Segment Start: The data

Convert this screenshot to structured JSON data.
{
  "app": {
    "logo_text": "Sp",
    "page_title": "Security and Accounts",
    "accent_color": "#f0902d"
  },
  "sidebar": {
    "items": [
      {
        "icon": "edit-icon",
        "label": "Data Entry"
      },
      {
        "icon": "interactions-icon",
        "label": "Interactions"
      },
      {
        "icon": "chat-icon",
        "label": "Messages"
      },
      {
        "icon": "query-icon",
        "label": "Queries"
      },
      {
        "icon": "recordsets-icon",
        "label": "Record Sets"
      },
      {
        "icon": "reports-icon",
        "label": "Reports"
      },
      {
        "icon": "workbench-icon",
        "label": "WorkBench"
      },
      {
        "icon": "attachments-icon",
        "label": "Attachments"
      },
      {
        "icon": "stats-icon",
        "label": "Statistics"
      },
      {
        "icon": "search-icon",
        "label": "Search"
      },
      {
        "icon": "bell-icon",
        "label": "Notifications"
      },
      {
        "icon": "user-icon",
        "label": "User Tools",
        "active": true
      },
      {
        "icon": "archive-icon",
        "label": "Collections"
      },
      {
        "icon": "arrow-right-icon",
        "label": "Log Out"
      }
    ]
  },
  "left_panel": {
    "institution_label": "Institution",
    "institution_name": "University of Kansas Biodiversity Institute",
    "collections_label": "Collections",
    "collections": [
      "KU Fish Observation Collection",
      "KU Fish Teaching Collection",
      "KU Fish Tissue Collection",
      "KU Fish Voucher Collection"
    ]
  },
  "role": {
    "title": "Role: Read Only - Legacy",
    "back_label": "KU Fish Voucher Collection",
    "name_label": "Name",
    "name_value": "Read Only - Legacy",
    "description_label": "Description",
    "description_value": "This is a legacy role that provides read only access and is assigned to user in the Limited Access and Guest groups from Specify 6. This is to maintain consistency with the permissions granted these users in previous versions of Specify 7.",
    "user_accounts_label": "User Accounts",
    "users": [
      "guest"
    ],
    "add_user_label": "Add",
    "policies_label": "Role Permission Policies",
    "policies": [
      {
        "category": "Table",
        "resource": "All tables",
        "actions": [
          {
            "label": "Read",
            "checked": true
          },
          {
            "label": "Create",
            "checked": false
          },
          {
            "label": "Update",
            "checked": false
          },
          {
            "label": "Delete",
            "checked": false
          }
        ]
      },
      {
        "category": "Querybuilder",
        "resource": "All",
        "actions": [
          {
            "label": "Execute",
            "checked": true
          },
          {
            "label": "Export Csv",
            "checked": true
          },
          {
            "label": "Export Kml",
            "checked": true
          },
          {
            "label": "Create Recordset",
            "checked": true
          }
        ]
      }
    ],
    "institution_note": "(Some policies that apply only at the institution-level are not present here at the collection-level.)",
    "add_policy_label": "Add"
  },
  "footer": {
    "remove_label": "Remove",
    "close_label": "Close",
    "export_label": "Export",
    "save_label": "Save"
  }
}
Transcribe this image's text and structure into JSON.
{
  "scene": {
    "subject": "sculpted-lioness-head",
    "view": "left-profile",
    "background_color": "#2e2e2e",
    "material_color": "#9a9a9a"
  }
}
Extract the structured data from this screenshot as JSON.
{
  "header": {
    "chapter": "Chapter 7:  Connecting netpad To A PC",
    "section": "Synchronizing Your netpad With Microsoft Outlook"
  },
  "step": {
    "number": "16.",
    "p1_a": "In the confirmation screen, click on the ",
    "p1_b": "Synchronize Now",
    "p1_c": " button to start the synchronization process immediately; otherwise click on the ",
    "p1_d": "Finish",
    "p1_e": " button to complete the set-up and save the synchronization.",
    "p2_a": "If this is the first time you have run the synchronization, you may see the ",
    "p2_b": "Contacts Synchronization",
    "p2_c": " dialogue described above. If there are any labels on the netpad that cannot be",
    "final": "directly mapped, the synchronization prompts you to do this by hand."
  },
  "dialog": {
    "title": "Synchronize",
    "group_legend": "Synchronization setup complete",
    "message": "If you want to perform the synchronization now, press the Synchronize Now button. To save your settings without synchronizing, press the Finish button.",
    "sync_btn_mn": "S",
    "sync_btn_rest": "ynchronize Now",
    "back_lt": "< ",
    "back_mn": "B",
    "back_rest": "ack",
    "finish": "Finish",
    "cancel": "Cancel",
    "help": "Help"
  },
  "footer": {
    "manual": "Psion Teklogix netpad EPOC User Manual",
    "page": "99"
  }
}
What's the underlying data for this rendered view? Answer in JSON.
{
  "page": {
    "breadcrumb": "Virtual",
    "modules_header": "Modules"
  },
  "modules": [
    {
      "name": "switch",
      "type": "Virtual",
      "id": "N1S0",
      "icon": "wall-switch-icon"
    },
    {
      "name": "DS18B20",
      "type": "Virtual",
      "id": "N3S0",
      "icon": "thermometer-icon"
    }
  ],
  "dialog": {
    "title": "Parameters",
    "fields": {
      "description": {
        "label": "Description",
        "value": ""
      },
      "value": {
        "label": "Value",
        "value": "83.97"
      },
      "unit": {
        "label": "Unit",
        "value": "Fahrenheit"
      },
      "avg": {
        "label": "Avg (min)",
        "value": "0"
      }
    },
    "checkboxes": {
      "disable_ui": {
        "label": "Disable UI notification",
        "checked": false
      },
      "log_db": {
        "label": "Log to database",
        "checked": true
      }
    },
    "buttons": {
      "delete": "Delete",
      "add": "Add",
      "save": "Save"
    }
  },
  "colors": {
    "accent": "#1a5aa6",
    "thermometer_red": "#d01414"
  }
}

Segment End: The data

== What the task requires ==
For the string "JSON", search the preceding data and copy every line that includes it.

== Solution for this exercise ==
Convert this screenshot to structured JSON data.
Transcribe this image's text and structure into JSON.
Extract the structured data from this screenshot as JSON.
What's the underlying data for this rendered view? Answer in JSON.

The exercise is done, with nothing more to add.